Das Christkind (German "The Christ-child", pronounced [ˈkʁɪstkɪnt]) is the traditional Christmas gift-bringer in regions of Austria, the Czech RepublicCroatiaSloveniaGermanyItaly,LiechtensteinSwitzerlandSlovakiaHungary, parts of Hispanic America, in certain areas of southern Brazil and in the Acadiana region of Louisiana. Promulgated by Martin Luther, explicitly to discourage the figure of St. Nicholas, at the Reformation in 16th-17th century Europe, many Protestants changed the gift bringer to the Christ Child or Christkindl, and the date of giving gifts changed from December 6 to Christmas Eve.The Christkind was adopted in Catholic areas during the 19th century, while it began to be, in a rather surprising turnabout, gradually replaced by a more or less secularized version of Saint Nicholas, the Weihnachtsmann (Father Christmas, Santa Claus) in Protestant regions.The Christkind is a sprite-like child, usually depicted with blond hair and angelic wings. Martin Luther intended it to be a reference to the incarnation of Jesus as an infant. Sometimes the Christ Child is, instead of the infant Jesus, interpreted as a specific angel bringing the presents, as it appears in some processions together with an image of little Jesus Christ. It seems also to be rooted in the Alsatian-born myth of a child bringing gifts to the baby Jesus. Children never see the Christkind in person, and parents tell them that Christkind Bescherung) when the parents say that they think that the Christkind who has brought the presents has now left again. In some traditions, the departure is announced by the ringing of a small bell, which the parents pretend to have heard or which is secretly done by one of the adults in the family. Since the 1990s, the Christkind is facing increasing competition from the Weihnachtsmann in the American version of Santa Claus, caused by the use of Santa Claus as an advertising figure. (Need citation.
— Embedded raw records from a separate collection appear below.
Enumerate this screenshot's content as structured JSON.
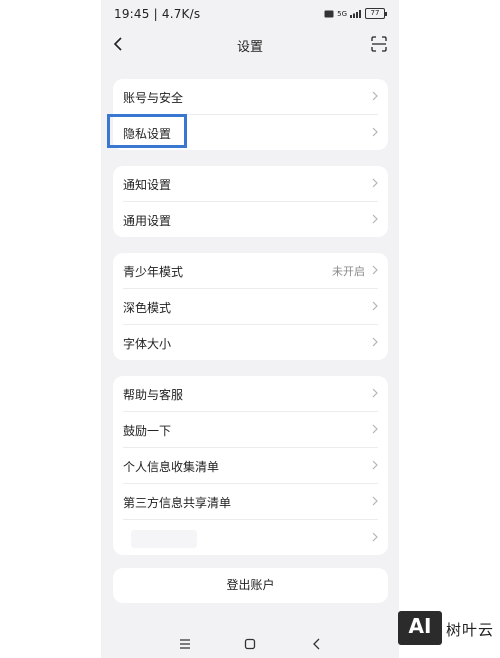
{
  "status_bar": {
    "time_speed": "19:45 | 4.7K/s",
    "battery": "77"
  },
  "header": {
    "title": "设置"
  },
  "groups": [
    {
      "items": [
        {
          "label": "账号与安全"
        },
        {
          "label": "隐私设置"
        }
      ]
    },
    {
      "items": [
        {
          "label": "通知设置"
        },
        {
          "label": "通用设置"
        }
      ]
    },
    {
      "items": [
        {
          "label": "青少年模式",
          "value": "未开启"
        },
        {
          "label": "深色模式"
        },
        {
          "label": "字体大小"
        }
      ]
    },
    {
      "items": [
        {
          "label": "帮助与客服"
        },
        {
          "label": "鼓励一下"
        },
        {
          "label": "个人信息收集清单"
        },
        {
          "label": "第三方信息共享清单"
        },
        {
          "label": ""
        }
      ]
    }
  ],
  "logout_label": "登出账户",
  "watermark": {
    "logo": "AI",
    "text": "树叶云"
  },
  "colors": {
    "highlight": "#3a77d0",
    "background": "#f2f2f4"
  }
}
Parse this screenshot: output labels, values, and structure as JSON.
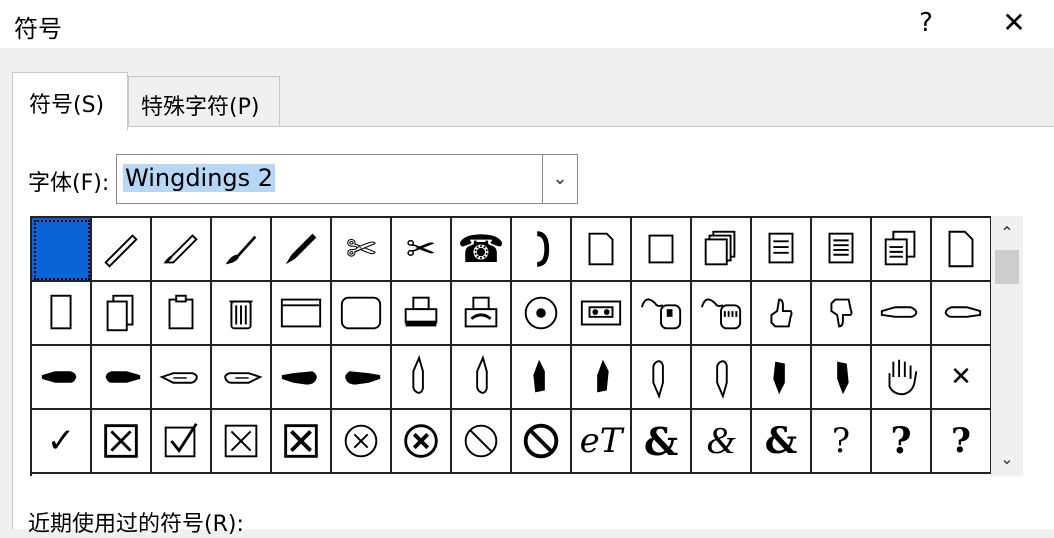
{
  "window": {
    "title": "符号",
    "help_label": "?",
    "close_label": "✕"
  },
  "tabs": [
    {
      "label": "符号(S)",
      "active": true
    },
    {
      "label": "特殊字符(P)",
      "active": false
    }
  ],
  "font": {
    "label": "字体(F):",
    "value": "Wingdings 2"
  },
  "symbol_grid": {
    "selected_index": 0,
    "rows": [
      [
        "selected",
        "pen-icon",
        "fountain-pen-icon",
        "brush-icon",
        "pencil-icon",
        "scissors-open-icon",
        "scissors-icon",
        "telephone-icon",
        "handset-icon",
        "document-folded-icon",
        "blank-page-icon",
        "stacked-pages-icon",
        "text-page-icon",
        "lined-page-icon",
        "stacked-text-pages-icon",
        "page-icon"
      ],
      [
        "tall-page-icon",
        "page-stack-icon",
        "clipboard-icon",
        "trash-can-icon",
        "window-icon",
        "rounded-rectangle-icon",
        "printer-icon",
        "fax-icon",
        "disc-icon",
        "cassette-icon",
        "mouse-icon",
        "mouse-keyboard-icon",
        "thumbs-up-icon",
        "thumbs-down-icon",
        "hand-point-left-icon",
        "hand-point-right-icon"
      ],
      [
        "black-hand-point-left-icon",
        "black-hand-point-right-icon",
        "outline-hand-left-icon",
        "outline-hand-right-icon",
        "black-fist-left-icon",
        "black-fist-right-icon",
        "hand-point-up-icon",
        "hand-point-up-alt-icon",
        "black-hand-up-icon",
        "black-hand-up-alt-icon",
        "hand-point-down-icon",
        "hand-point-down-alt-icon",
        "black-hand-down-icon",
        "black-hand-down-alt-icon",
        "open-hand-icon",
        "x-mark-icon"
      ],
      [
        "check-mark-icon",
        "x-box-icon",
        "check-box-icon",
        "x-box-thin-icon",
        "x-box-bold-icon",
        "circle-x-icon",
        "circle-x-bold-icon",
        "prohibited-icon",
        "prohibited-bold-icon",
        "et-ligature-icon",
        "ampersand-bold-icon",
        "ampersand-italic-icon",
        "ampersand-serif-icon",
        "interrobang-icon",
        "interrobang-bold-icon",
        "interrobang-alt-icon"
      ]
    ],
    "text_glyphs": {
      "check-mark-icon": "✓",
      "et-ligature-icon": "eT",
      "ampersand-bold-icon": "&",
      "ampersand-italic-icon": "&",
      "ampersand-serif-icon": "&",
      "interrobang-icon": "?",
      "interrobang-bold-icon": "?",
      "interrobang-alt-icon": "?",
      "x-mark-icon": "✕",
      "telephone-icon": "☎",
      "scissors-icon": "✂",
      "scissors-open-icon": "✄"
    }
  },
  "scrollbar": {
    "up_label": "⌃",
    "down_label": "⌄"
  },
  "recent": {
    "label": "近期使用过的符号(R):"
  }
}
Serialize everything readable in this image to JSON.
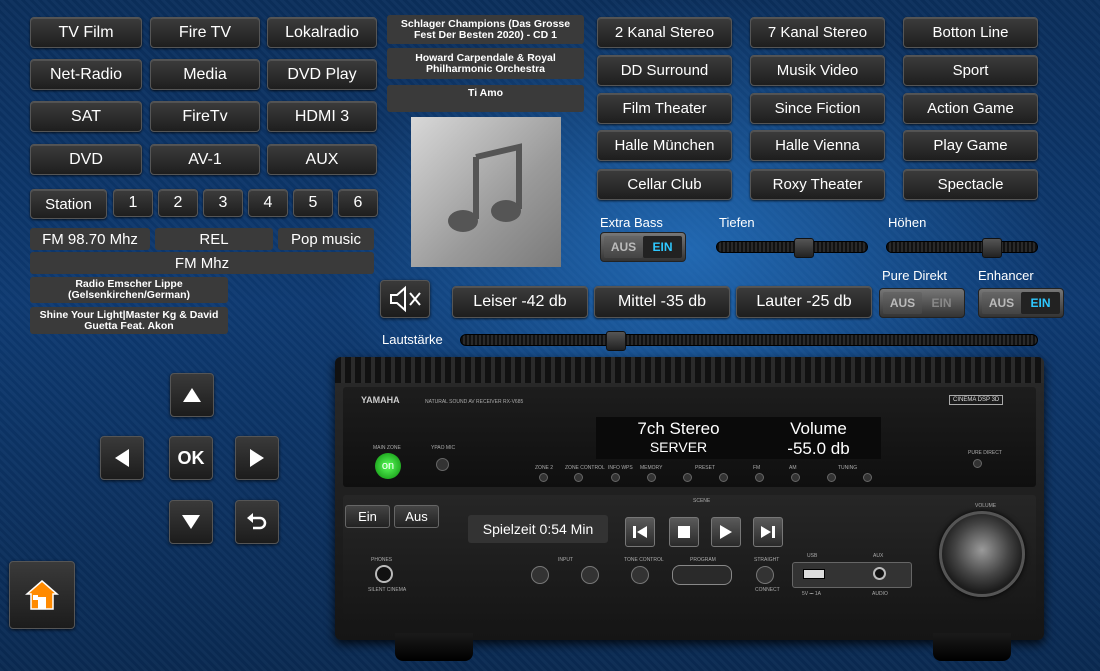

Santa Claus as advertising figure has been prominently used in the United States since the Macy's Department Store Thanksgiving-to-Christmas marketing campaigns of the 1870s.) Christkindl or Christkindel are diminutive versions of Christkind. Christkind and Belsnickel are also found among communities of Volga German descent in Argentina. A well-known figure is the Christkind at the Christkindlesmarkt inNuremberg, which is represented by a young woman chosen every year for this task.


Melodie said...

Wishing you a very Merry Christmas from the people and critters of Laughing Duck Farm!

AJ-OAKS said...

I could feel the anticipation and anxiety of the waiting till you got to open presents!
Great memories!
Wishing you and yours a very Merry Christmas.

Joan said...

I can see why you miss your childhood traditions and how magical it was. Love the history lesson, so much I did not know. I have always thought Christmas Eve the most magical part of Christmas, I never wanted to go to sleep I enjoyed the peace and calm and the anticipation of what was to come.